by Sarah Ryan
December 3, 2014
Hometown: Fayetteville, N.C.
Education: B.S., Animal Science, North Carolina State; Ph.D., Conservation Biology, University of New Orleans
Career Highlights: Visiting Scholar, University of Pennsylvania; Research Associate, Colorado State University
Title: Special Assistant Professor, Animal Reproduction, Colorado State University
“My first bison baby was born in the Bronx Zoo in 2012. He’s gonna be a real stud, literally.”
The Eye of the Storm
I was studying at the University of New Orleans in 2005. They were forecasting a pretty bad storm, but I wasn’t planning on leaving because I didn’t have a car or even a bike. One morning I was at a cafe in the French Quarter with my dog when I saw moving trucks pull up in front of the antique stores and art galleries. The movers started loading all of their contents into the trucks and I realized how bad it was going to be. I called the AVIS hotline and reserved a rental car. When I got to the airport, there was a huge line of people waiting, but I got the next car because of the reservation that I had made. It was less than 24 hours before Katrina hit, and the only reason I got out of there was because I was afraid that if the storm got really bad I’d have to leave my dog behind and I would have never done that. On the second night of the storm, the levees broke just a block and half from my house and it was flooded with ten feet of water. Duke was offering a free semester to displaced students who were North Carolina natives, so I enrolled there and didn’t go back to New Orleans until my dissertation defense.
Teddy Roosevelt Would Be Proud
Brucellosis is a zoonotic disease typically caused by drinking unpasteurized milk from infected animals or exposure to bodily fluids of infected animals. In livestock, the Brucella bacteria cause fetuses to abort. In the United States, it’s been eradicated from cattle and bison herds except for animals in Yellowstone National Park.
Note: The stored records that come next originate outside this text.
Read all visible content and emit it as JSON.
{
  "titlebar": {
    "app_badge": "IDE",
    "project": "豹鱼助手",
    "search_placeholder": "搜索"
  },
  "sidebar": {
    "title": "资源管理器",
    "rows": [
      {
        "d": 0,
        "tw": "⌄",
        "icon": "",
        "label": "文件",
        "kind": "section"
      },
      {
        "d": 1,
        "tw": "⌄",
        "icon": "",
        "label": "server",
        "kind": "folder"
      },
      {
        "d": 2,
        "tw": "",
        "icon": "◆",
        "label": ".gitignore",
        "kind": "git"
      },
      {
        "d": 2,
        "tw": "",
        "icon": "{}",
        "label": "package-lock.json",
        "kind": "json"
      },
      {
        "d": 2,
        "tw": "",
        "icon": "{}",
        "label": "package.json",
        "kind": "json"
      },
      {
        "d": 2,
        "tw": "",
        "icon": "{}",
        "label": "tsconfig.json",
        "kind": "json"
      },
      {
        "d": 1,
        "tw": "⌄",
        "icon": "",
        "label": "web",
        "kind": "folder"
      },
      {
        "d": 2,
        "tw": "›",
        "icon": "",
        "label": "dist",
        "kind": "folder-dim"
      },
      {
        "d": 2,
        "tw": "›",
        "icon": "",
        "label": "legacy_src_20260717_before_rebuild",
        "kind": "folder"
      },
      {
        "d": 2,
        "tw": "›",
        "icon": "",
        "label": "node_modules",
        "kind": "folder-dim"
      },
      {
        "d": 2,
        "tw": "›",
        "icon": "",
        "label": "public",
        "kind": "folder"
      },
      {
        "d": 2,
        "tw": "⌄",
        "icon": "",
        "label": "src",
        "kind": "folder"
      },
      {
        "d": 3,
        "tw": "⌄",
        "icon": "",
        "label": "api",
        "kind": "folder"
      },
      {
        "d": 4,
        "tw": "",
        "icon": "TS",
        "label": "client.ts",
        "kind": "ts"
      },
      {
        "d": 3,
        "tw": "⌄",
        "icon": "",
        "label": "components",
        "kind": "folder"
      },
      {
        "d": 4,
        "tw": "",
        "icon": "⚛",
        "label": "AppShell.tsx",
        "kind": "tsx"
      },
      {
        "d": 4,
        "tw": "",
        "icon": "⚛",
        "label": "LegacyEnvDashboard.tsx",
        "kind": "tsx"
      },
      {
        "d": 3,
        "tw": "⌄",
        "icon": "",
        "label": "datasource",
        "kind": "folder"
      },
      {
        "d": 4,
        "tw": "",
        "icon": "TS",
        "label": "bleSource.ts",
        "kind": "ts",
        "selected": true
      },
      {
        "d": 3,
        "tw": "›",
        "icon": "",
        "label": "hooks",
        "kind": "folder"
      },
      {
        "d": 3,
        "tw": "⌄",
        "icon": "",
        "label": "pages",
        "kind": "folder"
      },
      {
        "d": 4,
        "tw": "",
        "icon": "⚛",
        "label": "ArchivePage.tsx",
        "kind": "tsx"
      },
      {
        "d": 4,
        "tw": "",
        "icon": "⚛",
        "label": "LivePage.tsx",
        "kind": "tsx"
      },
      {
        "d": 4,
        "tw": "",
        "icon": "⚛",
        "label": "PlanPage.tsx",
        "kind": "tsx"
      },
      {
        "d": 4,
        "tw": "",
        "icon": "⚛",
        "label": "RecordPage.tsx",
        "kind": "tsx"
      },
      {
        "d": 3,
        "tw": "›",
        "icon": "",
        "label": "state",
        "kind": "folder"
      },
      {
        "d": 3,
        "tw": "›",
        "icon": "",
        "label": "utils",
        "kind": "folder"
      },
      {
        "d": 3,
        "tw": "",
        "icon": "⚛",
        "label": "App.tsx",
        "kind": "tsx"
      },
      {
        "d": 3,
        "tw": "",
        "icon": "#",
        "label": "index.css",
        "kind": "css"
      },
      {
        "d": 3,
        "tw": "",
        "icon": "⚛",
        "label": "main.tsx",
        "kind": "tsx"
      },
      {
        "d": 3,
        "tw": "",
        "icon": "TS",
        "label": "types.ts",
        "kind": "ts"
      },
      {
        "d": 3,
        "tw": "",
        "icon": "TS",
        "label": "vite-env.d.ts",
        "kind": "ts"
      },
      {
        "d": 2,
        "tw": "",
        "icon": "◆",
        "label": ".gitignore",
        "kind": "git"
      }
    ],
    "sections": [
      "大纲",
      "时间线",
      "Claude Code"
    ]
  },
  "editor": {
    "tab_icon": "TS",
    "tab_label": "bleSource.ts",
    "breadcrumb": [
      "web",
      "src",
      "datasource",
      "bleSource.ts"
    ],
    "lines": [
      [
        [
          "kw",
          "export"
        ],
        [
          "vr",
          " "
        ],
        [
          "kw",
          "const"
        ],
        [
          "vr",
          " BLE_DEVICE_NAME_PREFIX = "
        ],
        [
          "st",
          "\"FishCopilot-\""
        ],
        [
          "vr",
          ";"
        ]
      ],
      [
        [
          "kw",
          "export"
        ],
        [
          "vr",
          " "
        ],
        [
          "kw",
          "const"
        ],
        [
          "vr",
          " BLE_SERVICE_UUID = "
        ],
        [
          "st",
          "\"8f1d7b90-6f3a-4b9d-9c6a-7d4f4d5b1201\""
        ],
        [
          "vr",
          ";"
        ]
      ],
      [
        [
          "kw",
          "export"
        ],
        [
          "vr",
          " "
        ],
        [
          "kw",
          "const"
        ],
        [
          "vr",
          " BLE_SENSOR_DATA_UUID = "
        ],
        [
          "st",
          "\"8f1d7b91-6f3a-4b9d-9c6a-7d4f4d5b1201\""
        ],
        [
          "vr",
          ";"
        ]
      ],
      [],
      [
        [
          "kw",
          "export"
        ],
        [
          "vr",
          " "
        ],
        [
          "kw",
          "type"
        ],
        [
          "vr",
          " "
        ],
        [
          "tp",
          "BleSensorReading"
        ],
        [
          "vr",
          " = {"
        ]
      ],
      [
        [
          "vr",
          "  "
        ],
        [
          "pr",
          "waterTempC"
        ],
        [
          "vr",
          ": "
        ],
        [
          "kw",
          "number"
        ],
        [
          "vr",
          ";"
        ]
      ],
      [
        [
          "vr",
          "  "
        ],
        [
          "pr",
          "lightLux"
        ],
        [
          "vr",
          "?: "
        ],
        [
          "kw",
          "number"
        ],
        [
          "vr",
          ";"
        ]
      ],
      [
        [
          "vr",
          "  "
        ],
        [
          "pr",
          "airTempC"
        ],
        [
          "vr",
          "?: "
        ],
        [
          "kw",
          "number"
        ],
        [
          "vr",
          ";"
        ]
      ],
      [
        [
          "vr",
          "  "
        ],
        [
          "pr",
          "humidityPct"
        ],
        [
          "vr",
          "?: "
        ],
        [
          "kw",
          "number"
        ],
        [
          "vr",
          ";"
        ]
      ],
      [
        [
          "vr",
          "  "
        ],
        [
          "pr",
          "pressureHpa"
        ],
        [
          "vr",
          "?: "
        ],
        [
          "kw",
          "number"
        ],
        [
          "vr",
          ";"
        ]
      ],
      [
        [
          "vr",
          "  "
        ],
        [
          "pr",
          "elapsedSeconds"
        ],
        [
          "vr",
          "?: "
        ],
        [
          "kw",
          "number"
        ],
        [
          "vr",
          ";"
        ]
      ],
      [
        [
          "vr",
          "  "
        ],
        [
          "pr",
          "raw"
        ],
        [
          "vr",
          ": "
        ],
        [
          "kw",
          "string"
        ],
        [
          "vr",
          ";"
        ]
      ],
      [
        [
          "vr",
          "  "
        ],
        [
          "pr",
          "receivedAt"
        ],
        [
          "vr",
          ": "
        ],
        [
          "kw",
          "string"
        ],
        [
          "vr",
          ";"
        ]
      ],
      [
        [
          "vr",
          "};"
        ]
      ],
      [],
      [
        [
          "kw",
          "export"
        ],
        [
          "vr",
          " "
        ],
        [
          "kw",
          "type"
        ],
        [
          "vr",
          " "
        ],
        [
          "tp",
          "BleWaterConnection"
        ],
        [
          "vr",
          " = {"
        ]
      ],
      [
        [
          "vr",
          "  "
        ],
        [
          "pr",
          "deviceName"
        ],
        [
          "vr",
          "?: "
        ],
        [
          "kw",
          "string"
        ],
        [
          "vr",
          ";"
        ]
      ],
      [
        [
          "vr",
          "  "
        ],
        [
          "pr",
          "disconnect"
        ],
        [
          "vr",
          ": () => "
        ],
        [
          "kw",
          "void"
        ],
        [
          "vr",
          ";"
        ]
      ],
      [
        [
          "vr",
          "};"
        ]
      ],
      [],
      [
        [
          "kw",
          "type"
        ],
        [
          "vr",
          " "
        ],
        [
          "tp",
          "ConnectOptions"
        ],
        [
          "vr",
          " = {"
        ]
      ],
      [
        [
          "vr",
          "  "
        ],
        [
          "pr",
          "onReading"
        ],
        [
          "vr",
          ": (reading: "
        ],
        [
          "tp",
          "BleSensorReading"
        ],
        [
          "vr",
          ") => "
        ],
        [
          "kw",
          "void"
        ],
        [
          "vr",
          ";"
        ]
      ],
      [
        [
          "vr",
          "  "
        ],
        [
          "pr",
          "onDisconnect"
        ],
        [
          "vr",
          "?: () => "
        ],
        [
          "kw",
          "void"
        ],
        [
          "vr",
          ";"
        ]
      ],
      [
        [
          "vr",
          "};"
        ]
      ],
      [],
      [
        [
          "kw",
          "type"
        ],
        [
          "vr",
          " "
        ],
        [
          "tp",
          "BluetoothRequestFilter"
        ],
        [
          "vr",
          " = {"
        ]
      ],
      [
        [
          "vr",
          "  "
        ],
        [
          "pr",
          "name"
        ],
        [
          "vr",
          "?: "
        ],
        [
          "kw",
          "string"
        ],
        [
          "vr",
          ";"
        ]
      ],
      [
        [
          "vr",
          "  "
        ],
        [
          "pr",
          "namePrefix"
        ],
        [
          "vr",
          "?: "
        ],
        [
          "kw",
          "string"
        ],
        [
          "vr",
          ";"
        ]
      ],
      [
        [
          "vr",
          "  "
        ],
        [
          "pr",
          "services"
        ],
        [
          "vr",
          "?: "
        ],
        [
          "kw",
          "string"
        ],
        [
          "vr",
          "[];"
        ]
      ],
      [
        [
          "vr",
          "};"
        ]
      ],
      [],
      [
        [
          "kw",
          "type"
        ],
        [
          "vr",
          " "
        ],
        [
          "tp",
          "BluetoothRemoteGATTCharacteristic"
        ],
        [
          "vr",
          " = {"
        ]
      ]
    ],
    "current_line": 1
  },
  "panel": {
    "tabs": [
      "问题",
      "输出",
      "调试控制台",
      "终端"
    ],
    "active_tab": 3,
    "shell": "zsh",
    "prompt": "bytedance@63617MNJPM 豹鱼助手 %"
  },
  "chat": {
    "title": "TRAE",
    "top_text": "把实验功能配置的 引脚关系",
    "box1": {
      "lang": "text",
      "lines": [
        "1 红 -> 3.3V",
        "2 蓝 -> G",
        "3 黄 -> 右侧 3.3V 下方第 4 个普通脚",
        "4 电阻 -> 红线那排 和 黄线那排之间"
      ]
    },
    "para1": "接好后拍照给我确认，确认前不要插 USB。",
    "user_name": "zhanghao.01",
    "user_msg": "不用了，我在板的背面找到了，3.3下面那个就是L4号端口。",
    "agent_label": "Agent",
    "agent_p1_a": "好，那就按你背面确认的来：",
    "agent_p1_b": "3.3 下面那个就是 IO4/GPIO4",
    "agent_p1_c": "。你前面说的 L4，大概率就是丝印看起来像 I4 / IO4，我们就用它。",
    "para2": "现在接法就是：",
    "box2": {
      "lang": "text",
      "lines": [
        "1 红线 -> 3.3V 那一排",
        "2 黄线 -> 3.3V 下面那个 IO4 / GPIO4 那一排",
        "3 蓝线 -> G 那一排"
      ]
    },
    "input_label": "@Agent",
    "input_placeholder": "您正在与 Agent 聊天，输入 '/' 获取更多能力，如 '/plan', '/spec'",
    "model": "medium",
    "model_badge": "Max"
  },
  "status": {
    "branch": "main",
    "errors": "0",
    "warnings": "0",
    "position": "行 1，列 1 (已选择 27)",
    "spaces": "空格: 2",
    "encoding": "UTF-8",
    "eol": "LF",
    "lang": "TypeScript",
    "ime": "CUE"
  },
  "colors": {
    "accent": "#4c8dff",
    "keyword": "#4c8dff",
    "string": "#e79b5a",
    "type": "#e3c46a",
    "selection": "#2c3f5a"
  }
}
My team takes semen and embryos from brucellosis-positive bison, runs them through a “clean-up” step to remove any Brucella bacteria, and uses the semen for artificial insemination or embryos for transfer to surrogate, brucellosis-free mothers. We’ve produced five healthy, Brucellosis-free bison babies. We can use this technique to get the Yellowstone genetics out of the park without the risk of passing on the disease. We are currently working on a project to start a restoration herd on Soapstone Prairie in northern Larimer County using the offspring with Yellowstone genetics from our research. Ultimately, we hope to have enough animals on Soapstone Prairie to begin moving them to new herds on conservation, federal, and Native American lands. If all goes well, we’ll release ten to twelve animals next year. We are also transplanting embryos to bison in the Bronx Zoo herd.
Fast and Furious
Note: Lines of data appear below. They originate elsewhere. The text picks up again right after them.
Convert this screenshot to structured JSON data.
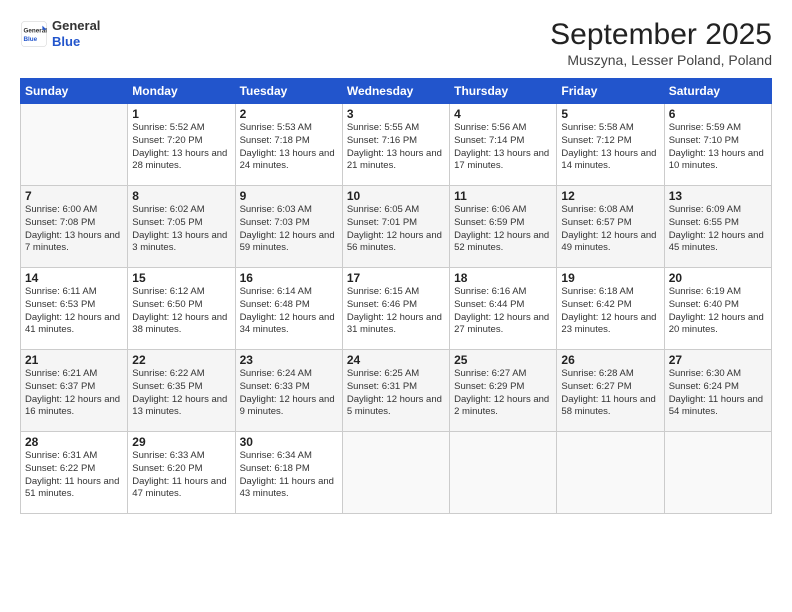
{
  "header": {
    "logo_general": "General",
    "logo_blue": "Blue",
    "month_title": "September 2025",
    "location": "Muszyna, Lesser Poland, Poland"
  },
  "days_of_week": [
    "Sunday",
    "Monday",
    "Tuesday",
    "Wednesday",
    "Thursday",
    "Friday",
    "Saturday"
  ],
  "weeks": [
    [
      {
        "day": "",
        "info": ""
      },
      {
        "day": "1",
        "info": "Sunrise: 5:52 AM\nSunset: 7:20 PM\nDaylight: 13 hours\nand 28 minutes."
      },
      {
        "day": "2",
        "info": "Sunrise: 5:53 AM\nSunset: 7:18 PM\nDaylight: 13 hours\nand 24 minutes."
      },
      {
        "day": "3",
        "info": "Sunrise: 5:55 AM\nSunset: 7:16 PM\nDaylight: 13 hours\nand 21 minutes."
      },
      {
        "day": "4",
        "info": "Sunrise: 5:56 AM\nSunset: 7:14 PM\nDaylight: 13 hours\nand 17 minutes."
      },
      {
        "day": "5",
        "info": "Sunrise: 5:58 AM\nSunset: 7:12 PM\nDaylight: 13 hours\nand 14 minutes."
      },
      {
        "day": "6",
        "info": "Sunrise: 5:59 AM\nSunset: 7:10 PM\nDaylight: 13 hours\nand 10 minutes."
      }
    ],
    [
      {
        "day": "7",
        "info": "Sunrise: 6:00 AM\nSunset: 7:08 PM\nDaylight: 13 hours\nand 7 minutes."
      },
      {
        "day": "8",
        "info": "Sunrise: 6:02 AM\nSunset: 7:05 PM\nDaylight: 13 hours\nand 3 minutes."
      },
      {
        "day": "9",
        "info": "Sunrise: 6:03 AM\nSunset: 7:03 PM\nDaylight: 12 hours\nand 59 minutes."
      },
      {
        "day": "10",
        "info": "Sunrise: 6:05 AM\nSunset: 7:01 PM\nDaylight: 12 hours\nand 56 minutes."
      },
      {
        "day": "11",
        "info": "Sunrise: 6:06 AM\nSunset: 6:59 PM\nDaylight: 12 hours\nand 52 minutes."
      },
      {
        "day": "12",
        "info": "Sunrise: 6:08 AM\nSunset: 6:57 PM\nDaylight: 12 hours\nand 49 minutes."
      },
      {
        "day": "13",
        "info": "Sunrise: 6:09 AM\nSunset: 6:55 PM\nDaylight: 12 hours\nand 45 minutes."
      }
    ],
    [
      {
        "day": "14",
        "info": "Sunrise: 6:11 AM\nSunset: 6:53 PM\nDaylight: 12 hours\nand 41 minutes."
      },
      {
        "day": "15",
        "info": "Sunrise: 6:12 AM\nSunset: 6:50 PM\nDaylight: 12 hours\nand 38 minutes."
      },
      {
        "day": "16",
        "info": "Sunrise: 6:14 AM\nSunset: 6:48 PM\nDaylight: 12 hours\nand 34 minutes."
      },
      {
        "day": "17",
        "info": "Sunrise: 6:15 AM\nSunset: 6:46 PM\nDaylight: 12 hours\nand 31 minutes."
      },
      {
        "day": "18",
        "info": "Sunrise: 6:16 AM\nSunset: 6:44 PM\nDaylight: 12 hours\nand 27 minutes."
      },
      {
        "day": "19",
        "info": "Sunrise: 6:18 AM\nSunset: 6:42 PM\nDaylight: 12 hours\nand 23 minutes."
      },
      {
        "day": "20",
        "info": "Sunrise: 6:19 AM\nSunset: 6:40 PM\nDaylight: 12 hours\nand 20 minutes."
      }
    ],
    [
      {
        "day": "21",
        "info": "Sunrise: 6:21 AM\nSunset: 6:37 PM\nDaylight: 12 hours\nand 16 minutes."
      },
      {
        "day": "22",
        "info": "Sunrise: 6:22 AM\nSunset: 6:35 PM\nDaylight: 12 hours\nand 13 minutes."
      },
      {
        "day": "23",
        "info": "Sunrise: 6:24 AM\nSunset: 6:33 PM\nDaylight: 12 hours\nand 9 minutes."
      },
      {
        "day": "24",
        "info": "Sunrise: 6:25 AM\nSunset: 6:31 PM\nDaylight: 12 hours\nand 5 minutes."
      },
      {
        "day": "25",
        "info": "Sunrise: 6:27 AM\nSunset: 6:29 PM\nDaylight: 12 hours\nand 2 minutes."
      },
      {
        "day": "26",
        "info": "Sunrise: 6:28 AM\nSunset: 6:27 PM\nDaylight: 11 hours\nand 58 minutes."
      },
      {
        "day": "27",
        "info": "Sunrise: 6:30 AM\nSunset: 6:24 PM\nDaylight: 11 hours\nand 54 minutes."
      }
    ],
    [
      {
        "day": "28",
        "info": "Sunrise: 6:31 AM\nSunset: 6:22 PM\nDaylight: 11 hours\nand 51 minutes."
      },
      {
        "day": "29",
        "info": "Sunrise: 6:33 AM\nSunset: 6:20 PM\nDaylight: 11 hours\nand 47 minutes."
      },
      {
        "day": "30",
        "info": "Sunrise: 6:34 AM\nSunset: 6:18 PM\nDaylight: 11 hours\nand 43 minutes."
      },
      {
        "day": "",
        "info": ""
      },
      {
        "day": "",
        "info": ""
      },
      {
        "day": "",
        "info": ""
      },
      {
        "day": "",
        "info": ""
      }
    ]
  ]
}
Bison can be deceptively calm, but they have a larger personal bubble than cattle. If you breach that bubble and a bison decides it is going to charge you, you won’t stop it. They are quick, powerful, and feisty. We have rungs going up the walls of the alleyways where we work with them, and on several occasions I have had to scramble up those walls really quickly to get out of the way of an animal that decided she wasn’t going to do what we wanted. We always say that we can get them to do whatever they want to do.
Cap, Gown, and Embryo
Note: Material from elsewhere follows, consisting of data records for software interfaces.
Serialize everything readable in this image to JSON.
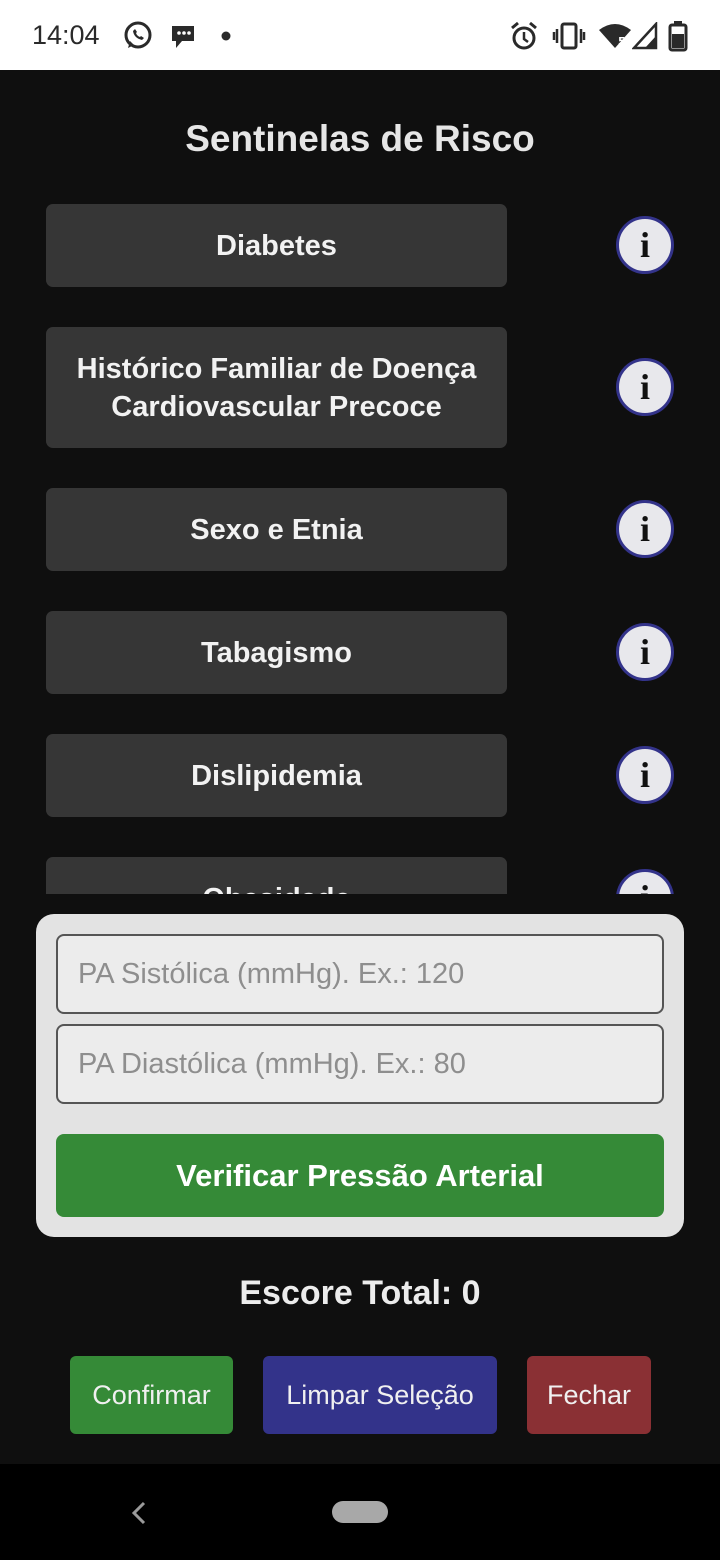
{
  "status_bar": {
    "time": "14:04",
    "left_icons": [
      "whatsapp-icon",
      "chat-bubble-icon",
      "dot-icon"
    ],
    "right_icons": [
      "alarm-icon",
      "vibrate-icon",
      "wifi-icon",
      "signal-icon",
      "battery-icon"
    ]
  },
  "page": {
    "title": "Sentinelas de Risco"
  },
  "sentinels": [
    {
      "label": "Diabetes"
    },
    {
      "label": "Histórico Familiar de Doença Cardiovascular Precoce"
    },
    {
      "label": "Sexo e Etnia"
    },
    {
      "label": "Tabagismo"
    },
    {
      "label": "Dislipidemia"
    },
    {
      "label": "Obesidade"
    }
  ],
  "info_glyph": "i",
  "blood_pressure": {
    "systolic_placeholder": "PA Sistólica (mmHg). Ex.: 120",
    "diastolic_placeholder": "PA Diastólica (mmHg). Ex.: 80",
    "check_button": "Verificar Pressão Arterial"
  },
  "score": {
    "text": "Escore Total: 0"
  },
  "actions": {
    "confirm": "Confirmar",
    "clear": "Limpar Seleção",
    "close": "Fechar"
  },
  "colors": {
    "background": "#0f0f0f",
    "item_button": "#363636",
    "info_border": "#33338a",
    "green": "#358a37",
    "blue": "#33338a",
    "red": "#8a3034"
  }
}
With Dr. Jim Graham, I run a master’s program that is unique in the country. It’s a one-year, non-thesis program in assisted reproductive technologies. It’s very intensive, hands-on training that they just can’t get anywhere else. They learn to make embryos, they do an internship instead of a final exam, and many of them help with the bison and cattle work that we do here. Our first graduate now works at a high volume IVF clinic in Manhattan, N.Y. Others will go into cattle reproduction or apply to veterinary or medical school.